- Itchy throat
- Red, swollen and/or itchy eyes
- Complaint of itchy inner ear
- Shortness of breath or rapid breathing
- Stomach aches
- Irregular bowel movements or chronic diarrhea
It’s important to note that if you notice cold-like symptoms that do not go away on their own within a few weeks, you should talk with your child’s pediatrician about the possibility of them being affected by allergies.
Depending on the severity of your child’s reaction to an allergy, it can interfere and affect daily life by:
- Interrupting sleep cycles.
- Creating an imbalance to their daily diet.
- Affecting grades and attendance if it causes them to miss school due to chronic or severe symptoms.

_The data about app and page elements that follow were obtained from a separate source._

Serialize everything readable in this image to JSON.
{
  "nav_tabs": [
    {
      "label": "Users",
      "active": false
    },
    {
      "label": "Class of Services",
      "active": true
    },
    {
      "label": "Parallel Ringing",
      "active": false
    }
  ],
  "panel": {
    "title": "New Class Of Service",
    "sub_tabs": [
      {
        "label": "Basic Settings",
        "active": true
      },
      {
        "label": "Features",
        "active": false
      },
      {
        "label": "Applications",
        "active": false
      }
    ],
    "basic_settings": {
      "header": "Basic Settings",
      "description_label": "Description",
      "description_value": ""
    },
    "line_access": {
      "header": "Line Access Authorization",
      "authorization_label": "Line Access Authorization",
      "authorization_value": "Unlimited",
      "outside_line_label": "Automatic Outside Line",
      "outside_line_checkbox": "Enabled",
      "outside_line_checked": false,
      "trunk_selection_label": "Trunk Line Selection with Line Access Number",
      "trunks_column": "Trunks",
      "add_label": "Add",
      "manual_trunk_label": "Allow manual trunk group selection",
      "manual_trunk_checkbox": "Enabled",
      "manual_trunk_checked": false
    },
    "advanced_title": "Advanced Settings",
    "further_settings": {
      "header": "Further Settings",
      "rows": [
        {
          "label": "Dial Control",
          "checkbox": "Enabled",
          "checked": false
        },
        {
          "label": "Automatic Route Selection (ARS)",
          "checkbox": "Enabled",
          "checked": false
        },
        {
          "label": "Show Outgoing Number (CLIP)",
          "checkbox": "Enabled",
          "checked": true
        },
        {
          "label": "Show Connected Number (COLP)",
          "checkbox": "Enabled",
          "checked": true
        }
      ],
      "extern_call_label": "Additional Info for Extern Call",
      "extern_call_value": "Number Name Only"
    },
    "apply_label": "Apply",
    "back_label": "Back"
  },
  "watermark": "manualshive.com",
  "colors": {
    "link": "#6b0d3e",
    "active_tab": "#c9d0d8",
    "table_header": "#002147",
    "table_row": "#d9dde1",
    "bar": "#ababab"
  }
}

- Becoming a hindrance to daily basic life tasks.
Seek emergency help immediately if your child experiences symptoms like:
- Chest pain
- Loss of consciousness
- Trouble breathing
- A weak pulse
- Trouble swallowing
- Swelling of the lips, throat or tongue
Allergy diagnosis will help manage symptoms.
There are a variety of ways to test for food allergies in children and adults. From a skin prick test to a food elimination diet, testing is available for your children. Note that skin testing normally does not happen for children under the age of 6 months as their immune system is still developing in the early months of their infancy.
Here are the most common allergy tests.
- Skin Prick Test: During this test, a small amount of allergens are placed on your child’s skin. The skin is then pricked in the spots where the allergens were placed so that a small amount may enter their body. A positive result equates to a swollen, red bump, often encompassed by a ring, in the area in which they were pricked. This is the most common type of testing.
- Food Elimination Diet: This diet essentially eliminates the foods that are believed to be causing allergic reactions. The suspected foods are removed from a child’s diet, entirely, for two to three weeks. If symptoms disappear, the allergen in question is thought to be the cause of their reactions. The food, depending on the severity of reaction, can slowly be reintroduced to your child’s diet to evaluate tolerance.
- Blood Testing: Through basic blood tests, allergists and doctors can check for various antibodies in your child’s system. The higher the amount of antibodies to a specific allergen, the more likely it is that they are experiencing adverse reactions to said allergen.
- Intradermal Test: During this test, a small amount of the suspected allergen is injected into your child’s arm via a standard needle. The injection site is then checked after 15-20 minutes to check for a reaction.
- Patch Test: Similar to the prick test, sans needles, this test uses patches of different allergens that are applied directly to your child’s skin. The patches are adhered to your child’s arms or back and stay in place for 48 hours. After the allotted time frame, your allergist will remove the patches to check for adverse reactions.
Indoor and outdoor allergies affect millions of children every year.
Aside from the effect of food allergies on children, indoor and outdoor allergies are also extremely common in children. From pet dander, dust and mites to seasonal allergies like pollen and ragweed, seasonal allergies affect millions of children each year. Seasonal allergies are exactly as they are described and occur during specific seasons, most commonly during the spring and summer when flowers are blooming and trees are sprouting. Seasonal allergies can occur year around for some individuals. Indoor allergies can be mitigated by keeping your child away from pets, washing linens and bedding in hot water on a weekly basis and vacuuming floors regularly to remove extra dust and dander.
Allergy treatment is available.
Depending on the symptoms and severity of allergic reactions, there are various ways to treat allergy symptoms in children.It is best to speak with your child’s pediatrician to determine the best treatment method for their individual case as both over the counter and prescription options are available.